*** Opening of INPUT DATA ***

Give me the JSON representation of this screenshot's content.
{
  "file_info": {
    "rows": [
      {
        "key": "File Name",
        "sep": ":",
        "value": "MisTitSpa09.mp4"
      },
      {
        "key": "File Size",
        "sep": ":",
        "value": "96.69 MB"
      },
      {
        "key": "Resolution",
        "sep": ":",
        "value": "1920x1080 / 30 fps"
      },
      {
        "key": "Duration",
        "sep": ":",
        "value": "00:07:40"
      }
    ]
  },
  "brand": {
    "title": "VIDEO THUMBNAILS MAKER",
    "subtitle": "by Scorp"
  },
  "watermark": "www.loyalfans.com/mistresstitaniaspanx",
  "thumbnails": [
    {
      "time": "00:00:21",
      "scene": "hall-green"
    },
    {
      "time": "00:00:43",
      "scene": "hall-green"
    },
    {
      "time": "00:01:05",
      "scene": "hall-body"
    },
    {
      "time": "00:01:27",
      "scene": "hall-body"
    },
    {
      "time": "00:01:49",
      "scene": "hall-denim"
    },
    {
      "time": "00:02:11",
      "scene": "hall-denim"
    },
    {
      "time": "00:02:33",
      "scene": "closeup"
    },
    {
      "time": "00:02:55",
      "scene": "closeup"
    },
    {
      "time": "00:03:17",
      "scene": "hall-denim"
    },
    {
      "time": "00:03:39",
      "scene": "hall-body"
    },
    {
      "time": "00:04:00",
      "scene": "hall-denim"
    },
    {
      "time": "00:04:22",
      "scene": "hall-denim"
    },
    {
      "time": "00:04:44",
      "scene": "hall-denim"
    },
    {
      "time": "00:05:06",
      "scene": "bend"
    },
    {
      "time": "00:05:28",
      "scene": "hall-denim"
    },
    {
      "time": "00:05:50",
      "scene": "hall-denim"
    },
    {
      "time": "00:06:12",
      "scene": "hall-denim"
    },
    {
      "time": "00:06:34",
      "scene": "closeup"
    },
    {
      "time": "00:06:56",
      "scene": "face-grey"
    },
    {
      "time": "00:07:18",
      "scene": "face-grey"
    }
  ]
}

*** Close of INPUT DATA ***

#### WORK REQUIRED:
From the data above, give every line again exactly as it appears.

#### RESPONSE TO THE TASK:
Give me the JSON representation of this screenshot's content.
{
  "file_info": {
    "rows": [
      {
        "key": "File Name",
        "sep": ":",
        "value": "MisTitSpa09.mp4"
      },
      {
        "key": "File Size",
        "sep": ":",
        "value": "96.69 MB"
      },
      {
        "key": "Resolution",
        "sep": ":",
        "value": "1920x1080 / 30 fps"
      },
      {
        "key": "Duration",
        "sep": ":",
        "value": "00:07:40"
      }
    ]
  },
  "brand": {
    "title": "VIDEO THUMBNAILS MAKER",
    "subtitle": "by Scorp"
  },
  "watermark": "www.loyalfans.com/mistresstitaniaspanx",
  "thumbnails": [
    {
      "time": "00:00:21",
      "scene": "hall-green"
    },
    {
      "time": "00:00:43",
      "scene": "hall-green"
    },
    {
      "time": "00:01:05",
      "scene": "hall-body"
    },
    {
      "time": "00:01:27",
      "scene": "hall-body"
    },
    {
      "time": "00:01:49",
      "scene": "hall-denim"
    },
    {
      "time": "00:02:11",
      "scene": "hall-denim"
    },
    {
      "time": "00:02:33",
      "scene": "closeup"
    },
    {
      "time": "00:02:55",
      "scene": "closeup"
    },
    {
      "time": "00:03:17",
      "scene": "hall-denim"
    },
    {
      "time": "00:03:39",
      "scene": "hall-body"
    },
    {
      "time": "00:04:00",
      "scene": "hall-denim"
    },
    {
      "time": "00:04:22",
      "scene": "hall-denim"
    },
    {
      "time": "00:04:44",
      "scene": "hall-denim"
    },
    {
      "time": "00:05:06",
      "scene": "bend"
    },
    {
      "time": "00:05:28",
      "scene": "hall-denim"
    },
    {
      "time": "00:05:50",
      "scene": "hall-denim"
    },
    {
      "time": "00:06:12",
      "scene": "hall-denim"
    },
    {
      "time": "00:06:34",
      "scene": "closeup"
    },
    {
      "time": "00:06:56",
      "scene": "face-grey"
    },
    {
      "time": "00:07:18",
      "scene": "face-grey"
    }
  ]
}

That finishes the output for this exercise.